Could you retype the entries exactly as they are?

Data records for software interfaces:
- - - - -

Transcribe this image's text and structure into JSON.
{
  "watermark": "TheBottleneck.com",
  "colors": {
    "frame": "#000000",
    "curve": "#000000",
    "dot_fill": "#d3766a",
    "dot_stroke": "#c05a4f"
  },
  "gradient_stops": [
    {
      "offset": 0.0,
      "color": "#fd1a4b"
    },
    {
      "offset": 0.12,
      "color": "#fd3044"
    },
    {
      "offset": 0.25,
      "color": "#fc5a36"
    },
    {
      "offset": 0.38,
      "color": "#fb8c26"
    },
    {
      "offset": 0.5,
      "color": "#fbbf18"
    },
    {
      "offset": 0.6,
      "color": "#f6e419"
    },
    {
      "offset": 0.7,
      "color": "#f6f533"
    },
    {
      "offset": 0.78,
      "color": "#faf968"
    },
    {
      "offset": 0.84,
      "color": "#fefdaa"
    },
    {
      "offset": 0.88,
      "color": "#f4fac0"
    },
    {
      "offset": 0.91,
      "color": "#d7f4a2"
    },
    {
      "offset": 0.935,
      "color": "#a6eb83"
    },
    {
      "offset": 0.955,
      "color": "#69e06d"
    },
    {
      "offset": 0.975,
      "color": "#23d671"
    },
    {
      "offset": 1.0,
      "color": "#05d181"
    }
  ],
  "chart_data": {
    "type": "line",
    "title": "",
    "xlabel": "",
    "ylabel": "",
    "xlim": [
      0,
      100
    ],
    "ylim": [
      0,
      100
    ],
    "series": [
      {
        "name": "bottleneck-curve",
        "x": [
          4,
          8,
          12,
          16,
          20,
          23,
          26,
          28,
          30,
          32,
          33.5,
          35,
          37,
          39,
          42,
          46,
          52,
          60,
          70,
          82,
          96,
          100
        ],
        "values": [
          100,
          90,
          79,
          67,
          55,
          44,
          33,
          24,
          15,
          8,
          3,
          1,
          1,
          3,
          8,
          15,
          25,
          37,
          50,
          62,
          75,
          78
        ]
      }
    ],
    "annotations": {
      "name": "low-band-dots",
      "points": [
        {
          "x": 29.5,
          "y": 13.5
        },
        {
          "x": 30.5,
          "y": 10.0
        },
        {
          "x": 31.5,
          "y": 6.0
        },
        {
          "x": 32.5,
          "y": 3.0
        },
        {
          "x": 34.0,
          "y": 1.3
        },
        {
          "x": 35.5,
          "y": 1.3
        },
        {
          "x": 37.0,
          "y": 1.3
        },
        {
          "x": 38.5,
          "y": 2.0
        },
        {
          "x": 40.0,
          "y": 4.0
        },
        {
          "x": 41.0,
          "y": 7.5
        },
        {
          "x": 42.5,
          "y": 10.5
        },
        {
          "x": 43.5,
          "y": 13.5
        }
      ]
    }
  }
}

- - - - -

Exercise answer:
Transcribe this image's text and structure into JSON.
{
  "watermark": "TheBottleneck.com",
  "colors": {
    "frame": "#000000",
    "curve": "#000000",
    "dot_fill": "#d3766a",
    "dot_stroke": "#c05a4f"
  },
  "gradient_stops": [
    {
      "offset": 0.0,
      "color": "#fd1a4b"
    },
    {
      "offset": 0.12,
      "color": "#fd3044"
    },
    {
      "offset": 0.25,
      "color": "#fc5a36"
    },
    {
      "offset": 0.38,
      "color": "#fb8c26"
    },
    {
      "offset": 0.5,
      "color": "#fbbf18"
    },
    {
      "offset": 0.6,
      "color": "#f6e419"
    },
    {
      "offset": 0.7,
      "color": "#f6f533"
    },
    {
      "offset": 0.78,
      "color": "#faf968"
    },
    {
      "offset": 0.84,
      "color": "#fefdaa"
    },
    {
      "offset": 0.88,
      "color": "#f4fac0"
    },
    {
      "offset": 0.91,
      "color": "#d7f4a2"
    },
    {
      "offset": 0.935,
      "color": "#a6eb83"
    },
    {
      "offset": 0.955,
      "color": "#69e06d"
    },
    {
      "offset": 0.975,
      "color": "#23d671"
    },
    {
      "offset": 1.0,
      "color": "#05d181"
    }
  ],
  "chart_data": {
    "type": "line",
    "title": "",
    "xlabel": "",
    "ylabel": "",
    "xlim": [
      0,
      100
    ],
    "ylim": [
      0,
      100
    ],
    "series": [
      {
        "name": "bottleneck-curve",
        "x": [
          4,
          8,
          12,
          16,
          20,
          23,
          26,
          28,
          30,
          32,
          33.5,
          35,
          37,
          39,
          42,
          46,
          52,
          60,
          70,
          82,
          96,
          100
        ],
        "values": [
          100,
          90,
          79,
          67,
          55,
          44,
          33,
          24,
          15,
          8,
          3,
          1,
          1,
          3,
          8,
          15,
          25,
          37,
          50,
          62,
          75,
          78
        ]
      }
    ],
    "annotations": {
      "name": "low-band-dots",
      "points": [
        {
          "x": 29.5,
          "y": 13.5
        },
        {
          "x": 30.5,
          "y": 10.0
        },
        {
          "x": 31.5,
          "y": 6.0
        },
        {
          "x": 32.5,
          "y": 3.0
        },
        {
          "x": 34.0,
          "y": 1.3
        },
        {
          "x": 35.5,
          "y": 1.3
        },
        {
          "x": 37.0,
          "y": 1.3
        },
        {
          "x": 38.5,
          "y": 2.0
        },
        {
          "x": 40.0,
          "y": 4.0
        },
        {
          "x": 41.0,
          "y": 7.5
        },
        {
          "x": 42.5,
          "y": 10.5
        },
        {
          "x": 43.5,
          "y": 13.5
        }
      ]
    }
  }
}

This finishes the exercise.